Edward Cullen is quite the versatile romantic hero.
If you start with the basic ingredients, one Edward Cullen, and make just a few changes to his appearance, he can serve many purposes.
If, for example, you were to remove his vampire teeth and instead place a knife in his hand, he instantly transforms from beautiful vampire hero to homicidal sociopath.
Remove his vampireness and return him to human form, and he becomes a bitter teenager with cannibalistic fantasies.
Take away his chiseled abs, put him in coke bottle glasses and high waisted pants, and he suddenly becomes a stalking high-school nerd.
Yes, the things one can do with the creeper, the stalker, the overprotective (did I mention creeper?) character that is Edward Cullen is quite astounding when you think about it. But there’s one box I just can’t quite make him fit; no matter how hard I try, I just can’t quite make Edward and Bella’s passion fit into the box of “healthy romantic relationship.”
Personally, if I were told by a boy that he found me so attractive he wanted to suck my blood, my first inclination would not be to find him alluring. My first inclination would be to knock his teeth out so he could only gum me. Then I would call the police.
If some guy hovered over me when I was sleeping because “I feel very. . .protective. . .of you,” I would be glad to demonstrate to him with the help of a restraining order that I can be just as protective of myself and my personal space. And my sleep. Regardless of whether or not you’re dating the guy, it is invasive and inappropriate for him to be skulking uninvited around your room while you sleep. Period. Boundaries may change, but should not completely disappear in the context of romance.
Frankly, Edward’s behavior toward Bella is stalker-like, overprotective and about as healthy as a deep fried candy bar. Hence the main reason I’m on a fight-to-the-death crusade against the series. It scares me that we are completely unable to differentiate a healthy romantic relationship from a romantic relationship in which the two individuals fuse into one co-dependent identity. It scares me because girls are learning from these books that happiness can only really be found in the context of out-of-control passion, no matter how much of themselves they lose in the process.
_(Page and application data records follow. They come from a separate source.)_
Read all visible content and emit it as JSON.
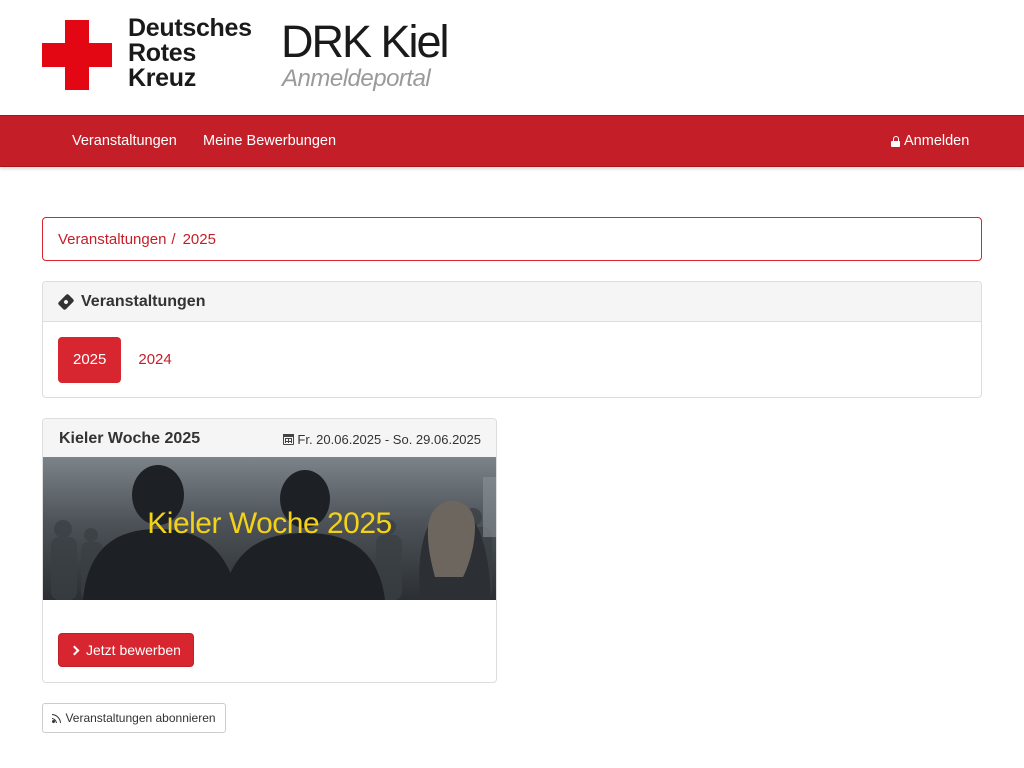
{
  "header": {
    "logo_lines": [
      "Deutsches",
      "Rotes",
      "Kreuz"
    ],
    "brand_title": "DRK Kiel",
    "brand_subtitle": "Anmeldeportal"
  },
  "navbar": {
    "items": [
      {
        "label": "Veranstaltungen"
      },
      {
        "label": "Meine Bewerbungen"
      }
    ],
    "login_label": "Anmelden",
    "login_icon": "lock-icon",
    "background_color": "#c41e28"
  },
  "breadcrumb": {
    "items": [
      "Veranstaltungen",
      "2025"
    ],
    "separator": "/"
  },
  "events_panel": {
    "title": "Veranstaltungen",
    "title_icon": "ticket-icon",
    "years": [
      {
        "label": "2025",
        "active": true
      },
      {
        "label": "2024",
        "active": false
      }
    ]
  },
  "event_card": {
    "title": "Kieler Woche 2025",
    "date_range": "Fr. 20.06.2025 - So. 29.06.2025",
    "date_icon": "calendar-icon",
    "image_caption": "Kieler Woche 2025",
    "apply_label": "Jetzt bewerben",
    "apply_icon": "chevron-right-icon"
  },
  "subscribe": {
    "label": "Veranstaltungen abonnieren",
    "icon": "rss-icon"
  },
  "colors": {
    "brand_red": "#e30613",
    "accent_red": "#d7262f",
    "caption_yellow": "#f4d215"
  }
}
It scares me that in this series, the heroine is helpless and co-dependent and the hero is overprotective and violent. Granted, he never turns that violence toward Bella, but in the real world, dependent woman+overprotective violent man=abusive relationship. That may sound like splitting hairs, since Edward doesn’t ever hurt Bella, and technically his desire to suck her blood is merely meant to symbolize (if something that blatant can be called symbolism) sex, but I really have a problem with young or foolish girls reading these books and internalizing the idea that good relationships are those in which girls completely lose their identities to their dominant and dangerous boyfriend.
Obviously Twilight is only a symptom of the disease, because it wouldn’t be popular unless it struck some sort of chord within us. I get the allure. It’s a piece of emotional porn to get us through a world in which there isn’t enough George Clooney to go around and our real boyfriends, great though they may be, are as flawed as we are. In the Twilight relationship, Edward, who is meant to epitomize perfection, cares for Bella, who epitomizes a walking hormone, despite the fact that she’s really an emotionally disturbed, self-victimized, whining brat. She doesn’t have to try to behave decently–even when she’s acting like a worthless excuse for a human being, in books. . .1-4, Edward cares about her, albeit smotheringly.
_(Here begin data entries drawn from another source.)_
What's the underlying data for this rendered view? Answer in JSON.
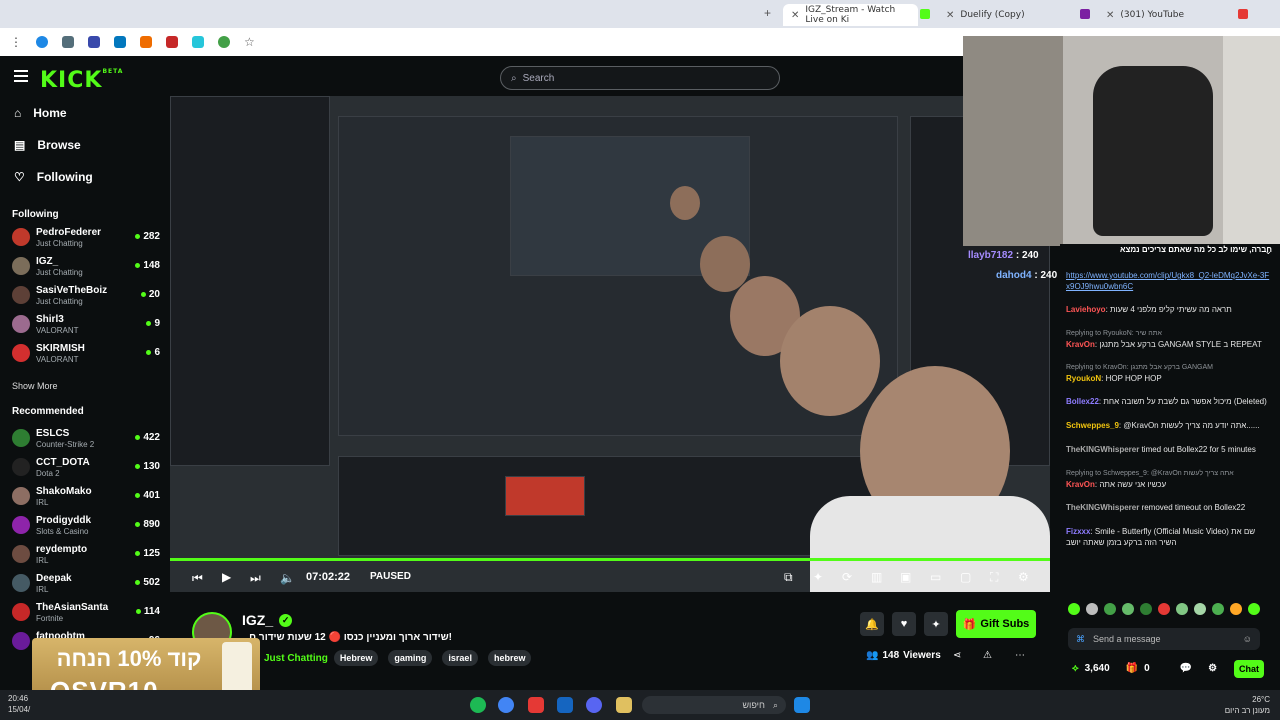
{
  "browser": {
    "tabs": [
      {
        "label": "IGZ_Stream - Watch Live on Ki",
        "active": true
      },
      {
        "label": "Duelify (Copy)",
        "active": false
      },
      {
        "label": "(301) YouTube",
        "active": false
      }
    ]
  },
  "kick": {
    "logo": "KICK",
    "logo_sup": "BETA",
    "nav": [
      {
        "label": "Home",
        "icon": "home-icon"
      },
      {
        "label": "Browse",
        "icon": "browse-icon"
      },
      {
        "label": "Following",
        "icon": "heart-icon"
      }
    ],
    "following_heading": "Following",
    "following": [
      {
        "name": "PedroFederer",
        "game": "Just Chatting",
        "viewers": "282",
        "color": "#c0392b"
      },
      {
        "name": "IGZ_",
        "game": "Just Chatting",
        "viewers": "148",
        "color": "#7b6d5a"
      },
      {
        "name": "SasiVeTheBoiz",
        "game": "Just Chatting",
        "viewers": "20",
        "color": "#5d4037"
      },
      {
        "name": "Shirl3",
        "game": "VALORANT",
        "viewers": "9",
        "color": "#9c6b8f"
      },
      {
        "name": "SKIRMISH",
        "game": "VALORANT",
        "viewers": "6",
        "color": "#d32f2f"
      }
    ],
    "show_more": "Show More",
    "recommended_heading": "Recommended",
    "recommended": [
      {
        "name": "ESLCS",
        "game": "Counter-Strike 2",
        "viewers": "422",
        "color": "#2e7d32"
      },
      {
        "name": "CCT_DOTA",
        "game": "Dota 2",
        "viewers": "130",
        "color": "#222"
      },
      {
        "name": "ShakoMako",
        "game": "IRL",
        "viewers": "401",
        "color": "#8d6e63"
      },
      {
        "name": "Prodigyddk",
        "game": "Slots & Casino",
        "viewers": "890",
        "color": "#8e24aa"
      },
      {
        "name": "reydempto",
        "game": "IRL",
        "viewers": "125",
        "color": "#6d4c41"
      },
      {
        "name": "Deepak",
        "game": "IRL",
        "viewers": "502",
        "color": "#455a64"
      },
      {
        "name": "TheAsianSanta",
        "game": "Fortnite",
        "viewers": "114",
        "color": "#c62828"
      },
      {
        "name": "fatnoobtm",
        "game": "",
        "viewers": "96",
        "color": "#6a1b9a"
      }
    ],
    "search_placeholder": "Search"
  },
  "player": {
    "time": "07:02:22",
    "status": "PAUSED"
  },
  "stream": {
    "streamer": "IGZ_",
    "title": "!שידור ארוך ומעניין כנסו 🔴 12 שעות שידור ח",
    "category": "Just Chatting",
    "tags": [
      "Hebrew",
      "gaming",
      "israel",
      "hebrew"
    ],
    "viewers": "148",
    "viewers_label": "Viewers",
    "gift_button": "Gift Subs"
  },
  "ad": {
    "line1": "קוד 10% הנחה",
    "line2": "OSVR10"
  },
  "chat": {
    "pinned_top": "חברה, שימו לב כל מה שאתם צריכים נמצא",
    "overlay_users": [
      {
        "name": "llayb7182",
        "count": "240"
      },
      {
        "name": "dahod4",
        "count": "240"
      }
    ],
    "link": "https://www.youtube.com/clip/Ugkx8_Q2-leDMq2JvXe-3Fx9OJ9hwu0wbn6C",
    "messages": [
      {
        "reply": "",
        "user": "Laviehoyo",
        "text": ": תראה מה עשיתי קליפ מלפני 4 שעות",
        "color": "#ff5555"
      },
      {
        "reply": "Replying to RyoukoN: אתה שיר",
        "user": "KravOn",
        "text": ": ברקע אבל מתנגן GANGAM STYLE ב REPEAT",
        "color": "#ff5555"
      },
      {
        "reply": "Replying to KravOn: ברקע אבל מתנגן GANGAM",
        "user": "RyoukoN",
        "text": ": HOP HOP HOP",
        "color": "#f1c40f"
      },
      {
        "reply": "",
        "user": "Bollex22",
        "text": ": מיכול אפשר גם לשבת על תשובה אחת (Deleted)",
        "color": "#8e7cff"
      },
      {
        "reply": "",
        "user": "Schweppes_9",
        "text": ": @KravOn אתה יודע מה צריך לעשות......",
        "color": "#f1c40f"
      },
      {
        "reply": "",
        "user": "TheKINGWhisperer",
        "text": " timed out Bollex22 for 5 minutes",
        "color": "#aaa"
      },
      {
        "reply": "Replying to Schweppes_9: @KravOn אתה צריך לעשות",
        "user": "KravOn",
        "text": ": עכשיו אני עשה אתה",
        "color": "#ff5555"
      },
      {
        "reply": "",
        "user": "TheKINGWhisperer",
        "text": " removed timeout on Bollex22",
        "color": "#aaa"
      },
      {
        "reply": "",
        "user": "Fizxxx",
        "text": ": Smile - Butterfly (Official Music Video) שם את השיר הזה ברקע בזמן שאתה יושב",
        "color": "#8e7cff"
      }
    ],
    "input_placeholder": "Send a message",
    "points": "3,640",
    "subs": "0",
    "chat_button": "Chat"
  },
  "taskbar": {
    "search_text": "חיפוש",
    "temp": "26°C",
    "weather": "מעונן רב היום",
    "time": "20:46",
    "date": "15/04/"
  }
}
It seems oh so perfect. But literary porn, just like the pictorial stuff, is fake. It’s unrealistic, and as long as your expectations are pinned on it, it makes it that much harder for you to be able to connect with the actual people who are right in front of you. I’m not saying Twilight will automatically turn women into clingy and dependent creatures with no concept of emotional control or romantic boundaries. I’m not even saying that Edward and Bella constitute the worst relationship that ever was. I just wish that we would be more careful about what we espouse, especially in the realm of cheap thrills. What would happen if we took 30 seconds to think philosophically, to look at the “big picture” of the stuff we deem to be “just entertainment”?
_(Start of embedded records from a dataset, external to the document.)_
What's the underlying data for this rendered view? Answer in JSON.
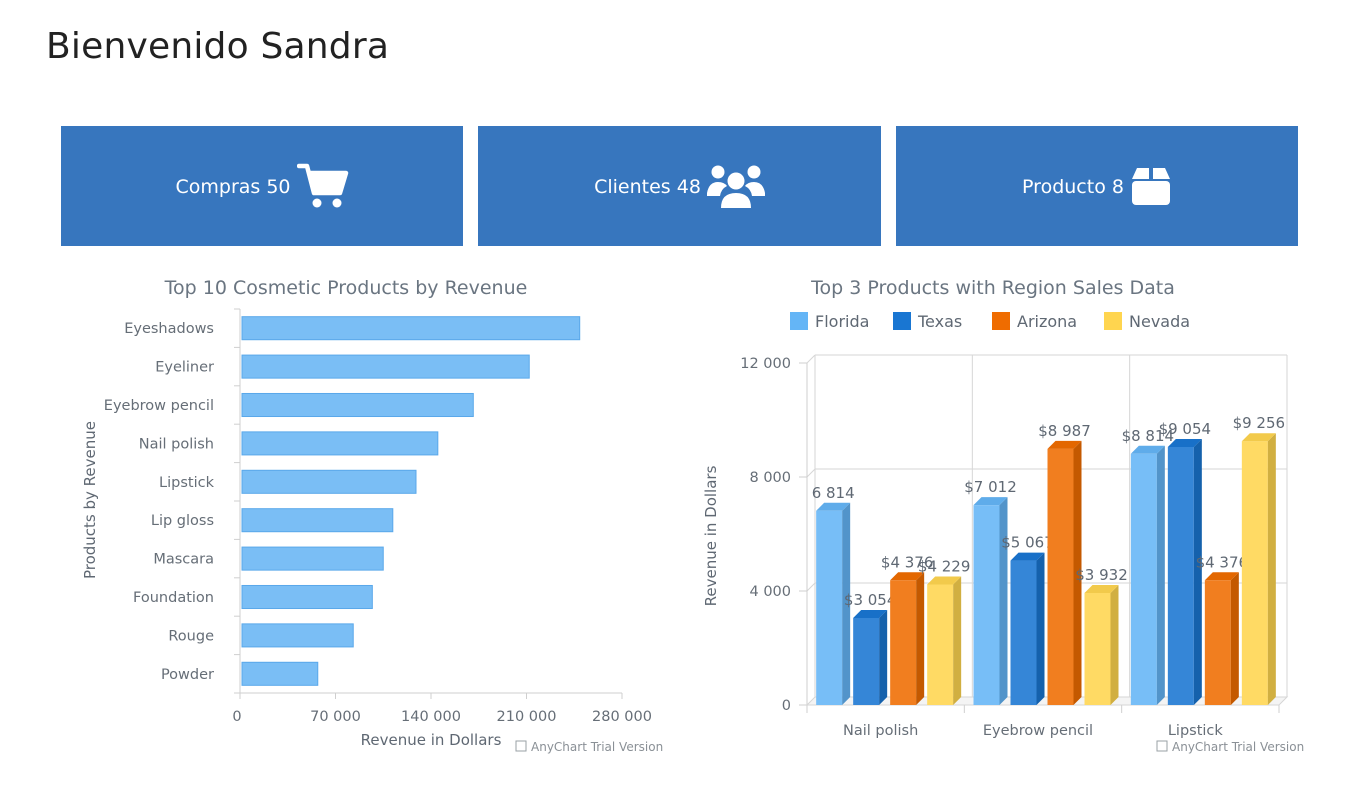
{
  "header": {
    "title": "Bienvenido Sandra"
  },
  "cards": [
    {
      "label": "Compras 50",
      "icon": "shopping-cart-icon"
    },
    {
      "label": "Clientes 48",
      "icon": "users-group-icon"
    },
    {
      "label": "Producto 8",
      "icon": "box-icon"
    }
  ],
  "colors": {
    "card_bg": "#3776be",
    "bar_fill": "#7abef5",
    "florida": "#64b5f6",
    "texas": "#1976d2",
    "arizona": "#ef6c00",
    "nevada": "#ffd54f"
  },
  "chart_data": [
    {
      "type": "bar",
      "orientation": "horizontal",
      "title": "Top 10 Cosmetic Products by Revenue",
      "xlabel": "Revenue in Dollars",
      "ylabel": "Products by Revenue",
      "categories": [
        "Eyeshadows",
        "Eyeliner",
        "Eyebrow pencil",
        "Nail polish",
        "Lipstick",
        "Lip gloss",
        "Mascara",
        "Foundation",
        "Rouge",
        "Powder"
      ],
      "values": [
        249000,
        212000,
        171000,
        145000,
        129000,
        112000,
        105000,
        97000,
        83000,
        57000
      ],
      "xlim": [
        0,
        280000
      ],
      "ticks": [
        "0",
        "70 000",
        "140 000",
        "210 000",
        "280 000"
      ],
      "watermark": "AnyChart Trial Version",
      "grid": false
    },
    {
      "type": "bar",
      "style": "3d-column",
      "title": "Top 3 Products with Region Sales Data",
      "xlabel": "",
      "ylabel": "Revenue in Dollars",
      "categories": [
        "Nail polish",
        "Eyebrow pencil",
        "Lipstick"
      ],
      "series": [
        {
          "name": "Florida",
          "values": [
            6814,
            7012,
            8814
          ],
          "labels": [
            "6 814",
            "$7 012",
            "$8 814"
          ]
        },
        {
          "name": "Texas",
          "values": [
            3054,
            5067,
            9054
          ],
          "labels": [
            "$3 054",
            "$5 067",
            "$9 054"
          ]
        },
        {
          "name": "Arizona",
          "values": [
            4376,
            8987,
            4376
          ],
          "labels": [
            "$4 376",
            "$8 987",
            "$4 376"
          ]
        },
        {
          "name": "Nevada",
          "values": [
            4229,
            3932,
            9256
          ],
          "labels": [
            "$4 229",
            "$3 932",
            "$9 256"
          ]
        }
      ],
      "ylim": [
        0,
        12000
      ],
      "ticks": [
        "0",
        "4 000",
        "8 000",
        "12 000"
      ],
      "legend": "top",
      "grid": true,
      "watermark": "AnyChart Trial Version"
    }
  ]
}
You would probably all join me in the group of people labelled “nerdy killjoys.” But I have some T.S. Eliot and H.G. Wells and William Blake that I’ll let you borrow–there was life before Edward Cullen, and there can be life AE (After Edward). I promise–I may be a cruel twisted dream-crusher, but I’m not a liar.